— Task inputs —

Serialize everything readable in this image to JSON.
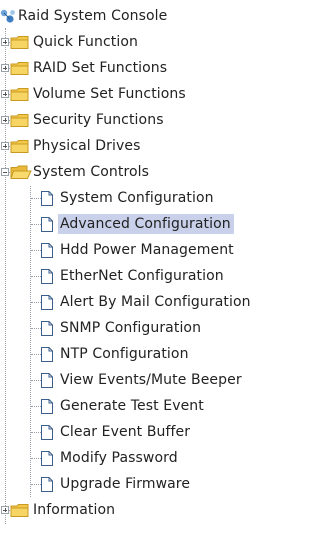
{
  "tree": {
    "root": {
      "label": "Raid System Console",
      "icon": "network-icon"
    },
    "groups": [
      {
        "label": "Quick Function",
        "state": "collapsed",
        "icon": "folder-closed-icon"
      },
      {
        "label": "RAID Set Functions",
        "state": "collapsed",
        "icon": "folder-closed-icon"
      },
      {
        "label": "Volume Set Functions",
        "state": "collapsed",
        "icon": "folder-closed-icon"
      },
      {
        "label": "Security Functions",
        "state": "collapsed",
        "icon": "folder-closed-icon"
      },
      {
        "label": "Physical Drives",
        "state": "collapsed",
        "icon": "folder-closed-icon"
      },
      {
        "label": "System Controls",
        "state": "expanded",
        "icon": "folder-open-icon"
      },
      {
        "label": "Information",
        "state": "collapsed",
        "icon": "folder-closed-icon"
      }
    ],
    "system_controls_items": [
      {
        "label": "System Configuration"
      },
      {
        "label": "Advanced Configuration",
        "selected": true
      },
      {
        "label": "Hdd Power Management"
      },
      {
        "label": "EtherNet Configuration"
      },
      {
        "label": "Alert By Mail Configuration"
      },
      {
        "label": "SNMP Configuration"
      },
      {
        "label": "NTP Configuration"
      },
      {
        "label": "View Events/Mute Beeper"
      },
      {
        "label": "Generate Test Event"
      },
      {
        "label": "Clear Event Buffer"
      },
      {
        "label": "Modify Password"
      },
      {
        "label": "Upgrade Firmware"
      }
    ],
    "colors": {
      "folder": "#f2c84a",
      "selection": "#c9d0ea",
      "lines": "#9aa0a8",
      "text": "#222222"
    }
  }
}
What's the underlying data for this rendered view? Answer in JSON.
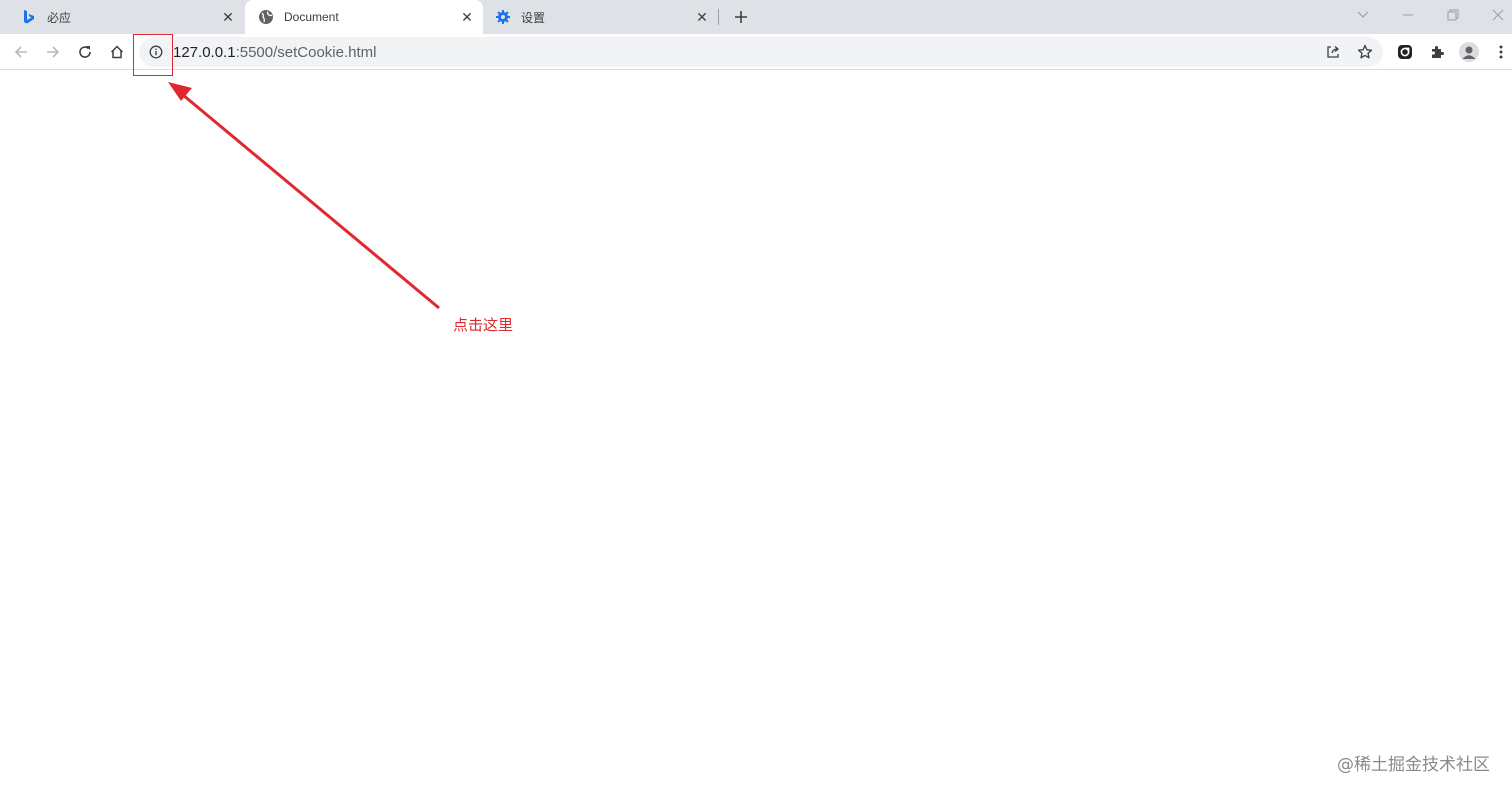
{
  "tabs": [
    {
      "title": "必应",
      "icon": "bing-icon",
      "active": false
    },
    {
      "title": "Document",
      "icon": "globe-icon",
      "active": true
    },
    {
      "title": "设置",
      "icon": "settings-gear-icon",
      "active": false
    }
  ],
  "address_bar": {
    "host": "127.0.0.1",
    "path": ":5500/setCookie.html"
  },
  "annotation": {
    "label": "点击这里",
    "color": "#e0282e"
  },
  "watermark": "@稀土掘金技术社区",
  "colors": {
    "tabstrip_bg": "#dee1e6",
    "omnibox_bg": "#f1f3f4",
    "bing_blue": "#1a73e8",
    "settings_blue": "#1a73e8"
  }
}
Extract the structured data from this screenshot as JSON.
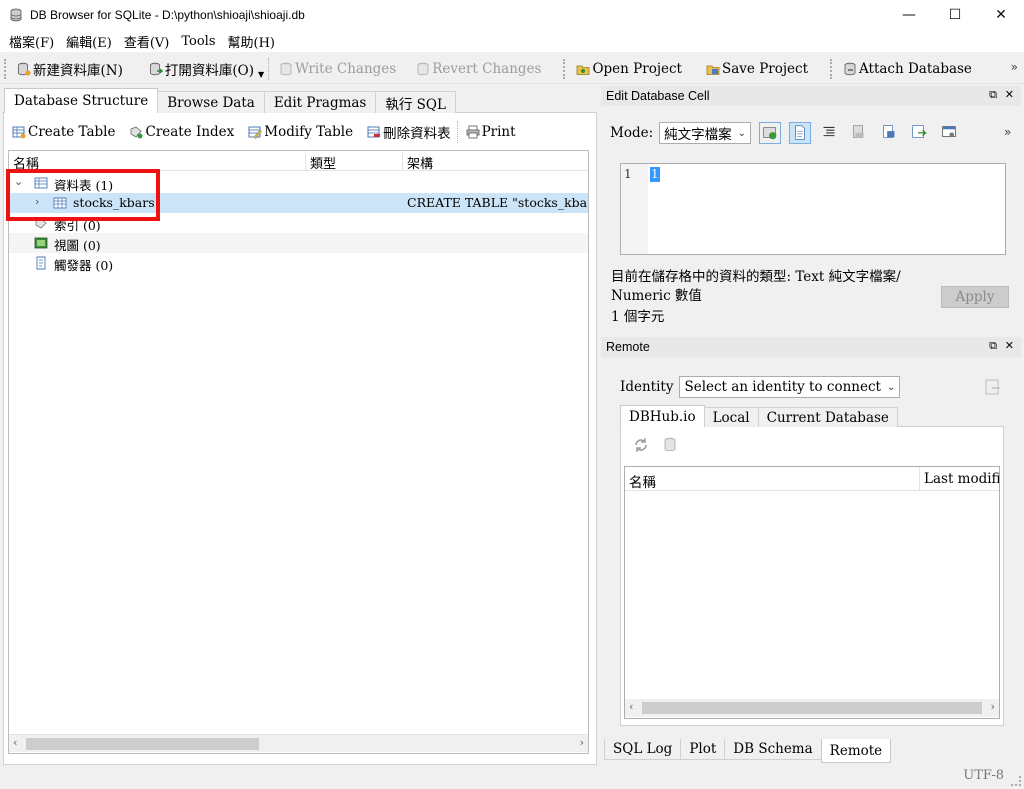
{
  "window": {
    "title": "DB Browser for SQLite - D:\\python\\shioaji\\shioaji.db",
    "minimize": "—",
    "maximize": "☐",
    "close": "✕"
  },
  "menu": [
    "檔案(F)",
    "編輯(E)",
    "查看(V)",
    "Tools",
    "幫助(H)"
  ],
  "toolbar": {
    "new_db": "新建資料庫(N)",
    "open_db": "打開資料庫(O)",
    "write_changes": "Write Changes",
    "revert_changes": "Revert Changes",
    "open_project": "Open Project",
    "save_project": "Save Project",
    "attach_db": "Attach Database",
    "overflow": "»"
  },
  "main_tabs": [
    "Database Structure",
    "Browse Data",
    "Edit Pragmas",
    "執行 SQL"
  ],
  "structure_toolbar": {
    "create_table": "Create Table",
    "create_index": "Create Index",
    "modify_table": "Modify Table",
    "delete_table": "刪除資料表",
    "print": "Print"
  },
  "tree": {
    "headers": [
      "名稱",
      "類型",
      "架構"
    ],
    "rows": [
      {
        "label": "資料表 (1)",
        "schema": ""
      },
      {
        "label": "stocks_kbars",
        "schema": "CREATE TABLE \"stocks_kbars\" ( \"ti"
      },
      {
        "label": "索引 (0)",
        "schema": ""
      },
      {
        "label": "視圖 (0)",
        "schema": ""
      },
      {
        "label": "觸發器 (0)",
        "schema": ""
      }
    ]
  },
  "edit_cell": {
    "title": "Edit Database Cell",
    "mode_label": "Mode:",
    "mode_value": "純文字檔案",
    "line_number": "1",
    "cell_value": "1",
    "type_info_1": "目前在儲存格中的資料的類型: Text 純文字檔案/",
    "type_info_2": "Numeric 數值",
    "char_count": "1 個字元",
    "apply": "Apply",
    "overflow": "»"
  },
  "remote": {
    "title": "Remote",
    "identity_label": "Identity",
    "identity_value": "Select an identity to connect",
    "tabs": [
      "DBHub.io",
      "Local",
      "Current Database"
    ],
    "list_headers": [
      "名稱",
      "Last modified"
    ]
  },
  "bottom_tabs": [
    "SQL Log",
    "Plot",
    "DB Schema",
    "Remote"
  ],
  "status": {
    "encoding": "UTF-8"
  },
  "colors": {
    "selection": "#cce4f7",
    "highlight_box": "#ee1111"
  }
}
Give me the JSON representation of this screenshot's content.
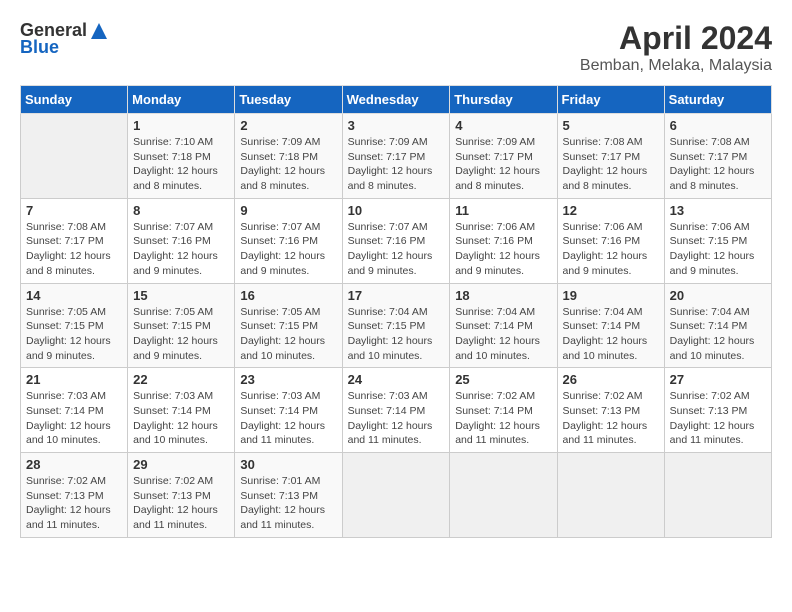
{
  "header": {
    "logo_general": "General",
    "logo_blue": "Blue",
    "month_title": "April 2024",
    "location": "Bemban, Melaka, Malaysia"
  },
  "weekdays": [
    "Sunday",
    "Monday",
    "Tuesday",
    "Wednesday",
    "Thursday",
    "Friday",
    "Saturday"
  ],
  "weeks": [
    [
      {
        "day": "",
        "sunrise": "",
        "sunset": "",
        "daylight": ""
      },
      {
        "day": "1",
        "sunrise": "7:10 AM",
        "sunset": "7:18 PM",
        "daylight": "12 hours and 8 minutes."
      },
      {
        "day": "2",
        "sunrise": "7:09 AM",
        "sunset": "7:18 PM",
        "daylight": "12 hours and 8 minutes."
      },
      {
        "day": "3",
        "sunrise": "7:09 AM",
        "sunset": "7:17 PM",
        "daylight": "12 hours and 8 minutes."
      },
      {
        "day": "4",
        "sunrise": "7:09 AM",
        "sunset": "7:17 PM",
        "daylight": "12 hours and 8 minutes."
      },
      {
        "day": "5",
        "sunrise": "7:08 AM",
        "sunset": "7:17 PM",
        "daylight": "12 hours and 8 minutes."
      },
      {
        "day": "6",
        "sunrise": "7:08 AM",
        "sunset": "7:17 PM",
        "daylight": "12 hours and 8 minutes."
      }
    ],
    [
      {
        "day": "7",
        "sunrise": "7:08 AM",
        "sunset": "7:17 PM",
        "daylight": "12 hours and 8 minutes."
      },
      {
        "day": "8",
        "sunrise": "7:07 AM",
        "sunset": "7:16 PM",
        "daylight": "12 hours and 9 minutes."
      },
      {
        "day": "9",
        "sunrise": "7:07 AM",
        "sunset": "7:16 PM",
        "daylight": "12 hours and 9 minutes."
      },
      {
        "day": "10",
        "sunrise": "7:07 AM",
        "sunset": "7:16 PM",
        "daylight": "12 hours and 9 minutes."
      },
      {
        "day": "11",
        "sunrise": "7:06 AM",
        "sunset": "7:16 PM",
        "daylight": "12 hours and 9 minutes."
      },
      {
        "day": "12",
        "sunrise": "7:06 AM",
        "sunset": "7:16 PM",
        "daylight": "12 hours and 9 minutes."
      },
      {
        "day": "13",
        "sunrise": "7:06 AM",
        "sunset": "7:15 PM",
        "daylight": "12 hours and 9 minutes."
      }
    ],
    [
      {
        "day": "14",
        "sunrise": "7:05 AM",
        "sunset": "7:15 PM",
        "daylight": "12 hours and 9 minutes."
      },
      {
        "day": "15",
        "sunrise": "7:05 AM",
        "sunset": "7:15 PM",
        "daylight": "12 hours and 9 minutes."
      },
      {
        "day": "16",
        "sunrise": "7:05 AM",
        "sunset": "7:15 PM",
        "daylight": "12 hours and 10 minutes."
      },
      {
        "day": "17",
        "sunrise": "7:04 AM",
        "sunset": "7:15 PM",
        "daylight": "12 hours and 10 minutes."
      },
      {
        "day": "18",
        "sunrise": "7:04 AM",
        "sunset": "7:14 PM",
        "daylight": "12 hours and 10 minutes."
      },
      {
        "day": "19",
        "sunrise": "7:04 AM",
        "sunset": "7:14 PM",
        "daylight": "12 hours and 10 minutes."
      },
      {
        "day": "20",
        "sunrise": "7:04 AM",
        "sunset": "7:14 PM",
        "daylight": "12 hours and 10 minutes."
      }
    ],
    [
      {
        "day": "21",
        "sunrise": "7:03 AM",
        "sunset": "7:14 PM",
        "daylight": "12 hours and 10 minutes."
      },
      {
        "day": "22",
        "sunrise": "7:03 AM",
        "sunset": "7:14 PM",
        "daylight": "12 hours and 10 minutes."
      },
      {
        "day": "23",
        "sunrise": "7:03 AM",
        "sunset": "7:14 PM",
        "daylight": "12 hours and 11 minutes."
      },
      {
        "day": "24",
        "sunrise": "7:03 AM",
        "sunset": "7:14 PM",
        "daylight": "12 hours and 11 minutes."
      },
      {
        "day": "25",
        "sunrise": "7:02 AM",
        "sunset": "7:14 PM",
        "daylight": "12 hours and 11 minutes."
      },
      {
        "day": "26",
        "sunrise": "7:02 AM",
        "sunset": "7:13 PM",
        "daylight": "12 hours and 11 minutes."
      },
      {
        "day": "27",
        "sunrise": "7:02 AM",
        "sunset": "7:13 PM",
        "daylight": "12 hours and 11 minutes."
      }
    ],
    [
      {
        "day": "28",
        "sunrise": "7:02 AM",
        "sunset": "7:13 PM",
        "daylight": "12 hours and 11 minutes."
      },
      {
        "day": "29",
        "sunrise": "7:02 AM",
        "sunset": "7:13 PM",
        "daylight": "12 hours and 11 minutes."
      },
      {
        "day": "30",
        "sunrise": "7:01 AM",
        "sunset": "7:13 PM",
        "daylight": "12 hours and 11 minutes."
      },
      {
        "day": "",
        "sunrise": "",
        "sunset": "",
        "daylight": ""
      },
      {
        "day": "",
        "sunrise": "",
        "sunset": "",
        "daylight": ""
      },
      {
        "day": "",
        "sunrise": "",
        "sunset": "",
        "daylight": ""
      },
      {
        "day": "",
        "sunrise": "",
        "sunset": "",
        "daylight": ""
      }
    ]
  ],
  "labels": {
    "sunrise_prefix": "Sunrise: ",
    "sunset_prefix": "Sunset: ",
    "daylight_prefix": "Daylight: "
  }
}
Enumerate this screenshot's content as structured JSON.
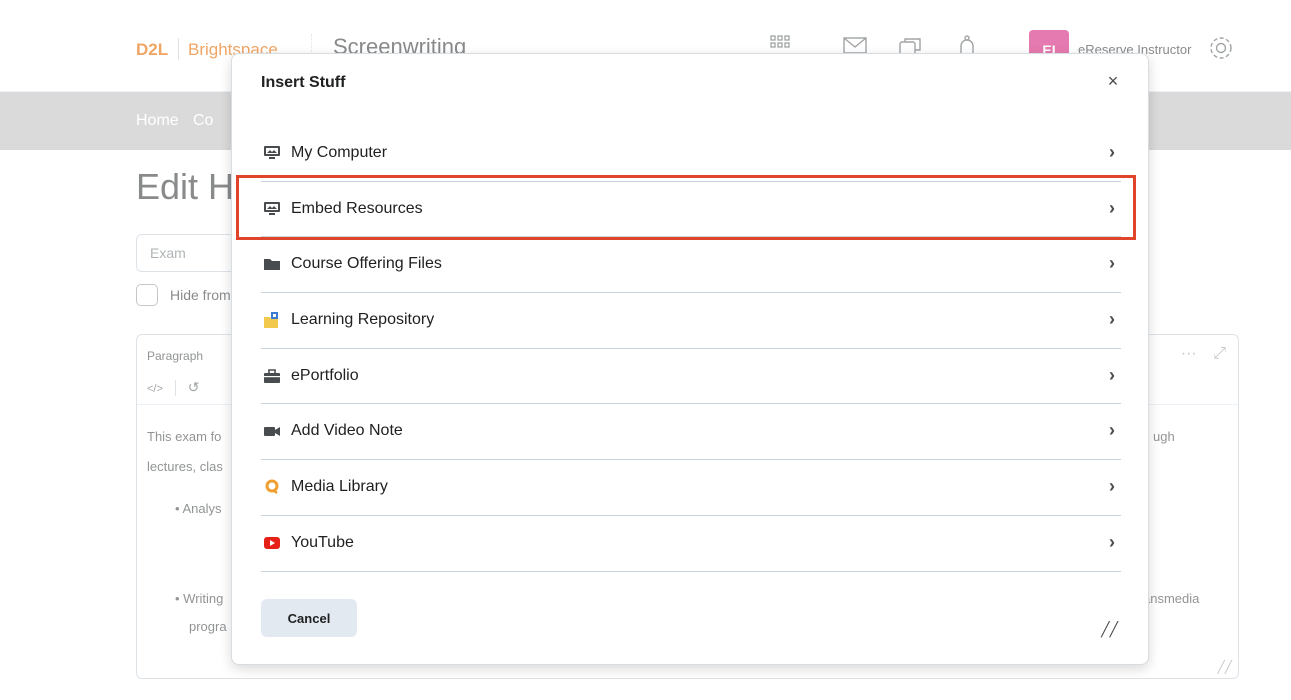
{
  "header": {
    "logo_d2l": "D2L",
    "logo_brightspace": "Brightspace",
    "course_name": "Screenwriting",
    "avatar_initials": "EI",
    "user_name": "eReserve Instructor"
  },
  "nav": {
    "home": "Home",
    "content_partial": "Co"
  },
  "page": {
    "edit_title_partial": "Edit H",
    "exam_placeholder": "Exam",
    "hide_label_partial": "Hide from",
    "editor_format": "Paragraph",
    "editor_line1_start": "This exam fo",
    "editor_line1_end": "ugh",
    "editor_line2_start": "lectures, clas",
    "editor_bullet1": "• Analys",
    "editor_bullet2": "• Writing",
    "editor_bullet2_end": "ansmedia",
    "editor_line_prog": "progra"
  },
  "dialog": {
    "title": "Insert Stuff",
    "close_label": "×",
    "items": [
      {
        "label": "My Computer",
        "icon": "monitor-icon"
      },
      {
        "label": "Embed Resources",
        "icon": "monitor-icon"
      },
      {
        "label": "Course Offering Files",
        "icon": "folder-icon"
      },
      {
        "label": "Learning Repository",
        "icon": "repository-icon"
      },
      {
        "label": "ePortfolio",
        "icon": "briefcase-icon"
      },
      {
        "label": "Add Video Note",
        "icon": "video-camera-icon"
      },
      {
        "label": "Media Library",
        "icon": "media-library-icon"
      },
      {
        "label": "YouTube",
        "icon": "youtube-icon"
      }
    ],
    "cancel_label": "Cancel",
    "highlighted_item": "Embed Resources",
    "highlight_color": "#e0442b"
  }
}
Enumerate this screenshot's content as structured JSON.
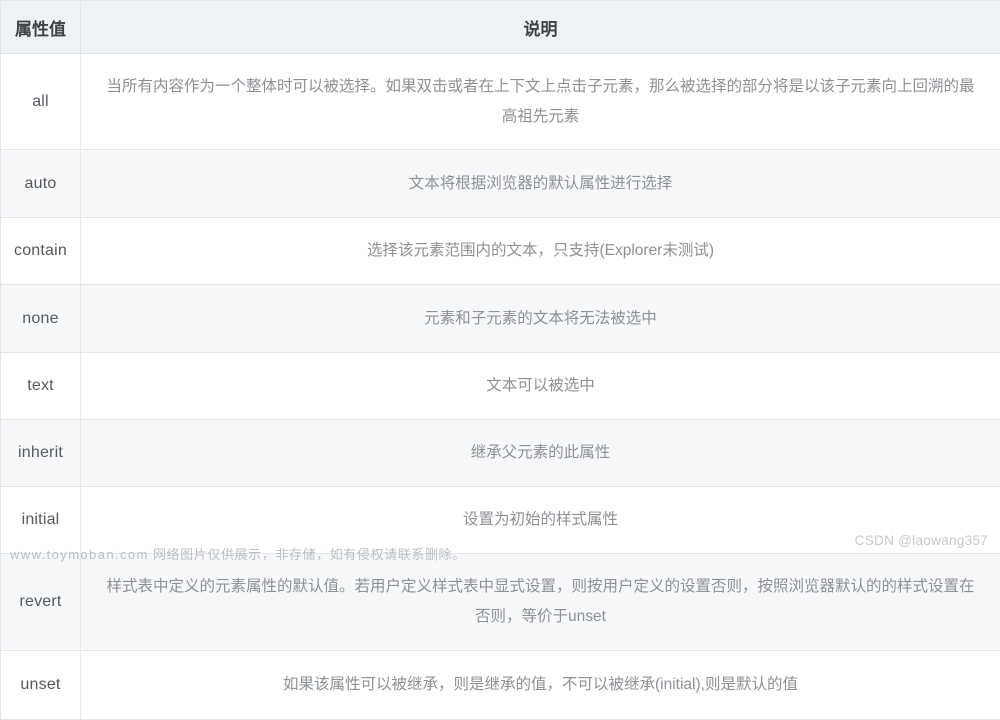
{
  "table": {
    "headers": {
      "value": "属性值",
      "description": "说明"
    },
    "rows": [
      {
        "value": "all",
        "description": "当所有内容作为一个整体时可以被选择。如果双击或者在上下文上点击子元素，那么被选择的部分将是以该子元素向上回溯的最高祖先元素"
      },
      {
        "value": "auto",
        "description": "文本将根据浏览器的默认属性进行选择"
      },
      {
        "value": "contain",
        "description": "选择该元素范围内的文本，只支持(Explorer未测试)"
      },
      {
        "value": "none",
        "description": "元素和子元素的文本将无法被选中"
      },
      {
        "value": "text",
        "description": "文本可以被选中"
      },
      {
        "value": "inherit",
        "description": "继承父元素的此属性"
      },
      {
        "value": "initial",
        "description": "设置为初始的样式属性"
      },
      {
        "value": "revert",
        "description": "样式表中定义的元素属性的默认值。若用户定义样式表中显式设置，则按用户定义的设置否则，按照浏览器默认的的样式设置在否则，等价于unset"
      },
      {
        "value": "unset",
        "description": "如果该属性可以被继承，则是继承的值，不可以被继承(initial),则是默认的值"
      }
    ]
  },
  "watermarks": {
    "csdn": "CSDN @laowang357",
    "footer_site": "www.toymoban.com",
    "footer_note": "网络图片仅供展示，非存储，如有侵权请联系删除。"
  },
  "colors": {
    "header_background": "#eef1f5",
    "row_alt_background": "#f7f8f9",
    "row_background": "#ffffff",
    "border": "#e3e5e8",
    "value_text": "#55595e",
    "description_text": "#8d9095",
    "watermark_text": "#c6c8cb"
  }
}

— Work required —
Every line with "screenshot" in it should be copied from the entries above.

— Response to this exercise —
Extract the structured data from this screenshot as JSON.
Give me the JSON representation of this screenshot's content.
Enumerate this screenshot's content as structured JSON.
Enumerate this screenshot's content as structured JSON.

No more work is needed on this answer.